### Work order:
Copy down all of the data underneath, exactly as shown.

[Start of section]

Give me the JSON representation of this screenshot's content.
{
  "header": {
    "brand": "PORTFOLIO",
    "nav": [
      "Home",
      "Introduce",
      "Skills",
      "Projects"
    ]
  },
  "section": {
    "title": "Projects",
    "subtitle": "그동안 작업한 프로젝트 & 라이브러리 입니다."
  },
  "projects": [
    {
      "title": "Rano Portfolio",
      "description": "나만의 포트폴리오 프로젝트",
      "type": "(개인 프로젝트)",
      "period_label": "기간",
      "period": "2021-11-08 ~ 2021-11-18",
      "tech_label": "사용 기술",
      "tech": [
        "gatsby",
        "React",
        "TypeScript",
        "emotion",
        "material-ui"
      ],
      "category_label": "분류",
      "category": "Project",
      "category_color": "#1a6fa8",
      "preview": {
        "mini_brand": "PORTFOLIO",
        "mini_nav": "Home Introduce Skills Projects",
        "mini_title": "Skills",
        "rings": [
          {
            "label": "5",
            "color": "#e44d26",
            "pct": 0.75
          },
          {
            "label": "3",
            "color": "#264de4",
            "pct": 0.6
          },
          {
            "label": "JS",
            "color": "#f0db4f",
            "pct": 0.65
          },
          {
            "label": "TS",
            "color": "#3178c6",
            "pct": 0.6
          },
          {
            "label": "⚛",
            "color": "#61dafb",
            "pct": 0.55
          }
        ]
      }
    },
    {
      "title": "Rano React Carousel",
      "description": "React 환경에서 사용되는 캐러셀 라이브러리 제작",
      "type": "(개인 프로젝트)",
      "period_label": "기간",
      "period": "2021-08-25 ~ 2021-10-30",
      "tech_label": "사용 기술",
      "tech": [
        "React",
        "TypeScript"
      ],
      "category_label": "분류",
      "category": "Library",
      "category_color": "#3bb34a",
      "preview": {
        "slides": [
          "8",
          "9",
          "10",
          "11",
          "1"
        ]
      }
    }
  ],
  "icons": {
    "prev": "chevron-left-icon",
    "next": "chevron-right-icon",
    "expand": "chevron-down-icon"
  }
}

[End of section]

### Response to the task:
Give me the JSON representation of this screenshot's content.
{
  "header": {
    "brand": "PORTFOLIO",
    "nav": [
      "Home",
      "Introduce",
      "Skills",
      "Projects"
    ]
  },
  "section": {
    "title": "Projects",
    "subtitle": "그동안 작업한 프로젝트 & 라이브러리 입니다."
  },
  "projects": [
    {
      "title": "Rano Portfolio",
      "description": "나만의 포트폴리오 프로젝트",
      "type": "(개인 프로젝트)",
      "period_label": "기간",
      "period": "2021-11-08 ~ 2021-11-18",
      "tech_label": "사용 기술",
      "tech": [
        "gatsby",
        "React",
        "TypeScript",
        "emotion",
        "material-ui"
      ],
      "category_label": "분류",
      "category": "Project",
      "category_color": "#1a6fa8",
      "preview": {
        "mini_brand": "PORTFOLIO",
        "mini_nav": "Home Introduce Skills Projects",
        "mini_title": "Skills",
        "rings": [
          {
            "label": "5",
            "color": "#e44d26",
            "pct": 0.75
          },
          {
            "label": "3",
            "color": "#264de4",
            "pct": 0.6
          },
          {
            "label": "JS",
            "color": "#f0db4f",
            "pct": 0.65
          },
          {
            "label": "TS",
            "color": "#3178c6",
            "pct": 0.6
          },
          {
            "label": "⚛",
            "color": "#61dafb",
            "pct": 0.55
          }
        ]
      }
    },
    {
      "title": "Rano React Carousel",
      "description": "React 환경에서 사용되는 캐러셀 라이브러리 제작",
      "type": "(개인 프로젝트)",
      "period_label": "기간",
      "period": "2021-08-25 ~ 2021-10-30",
      "tech_label": "사용 기술",
      "tech": [
        "React",
        "TypeScript"
      ],
      "category_label": "분류",
      "category": "Library",
      "category_color": "#3bb34a",
      "preview": {
        "slides": [
          "8",
          "9",
          "10",
          "11",
          "1"
        ]
      }
    }
  ],
  "icons": {
    "prev": "chevron-left-icon",
    "next": "chevron-right-icon",
    "expand": "chevron-down-icon"
  }
}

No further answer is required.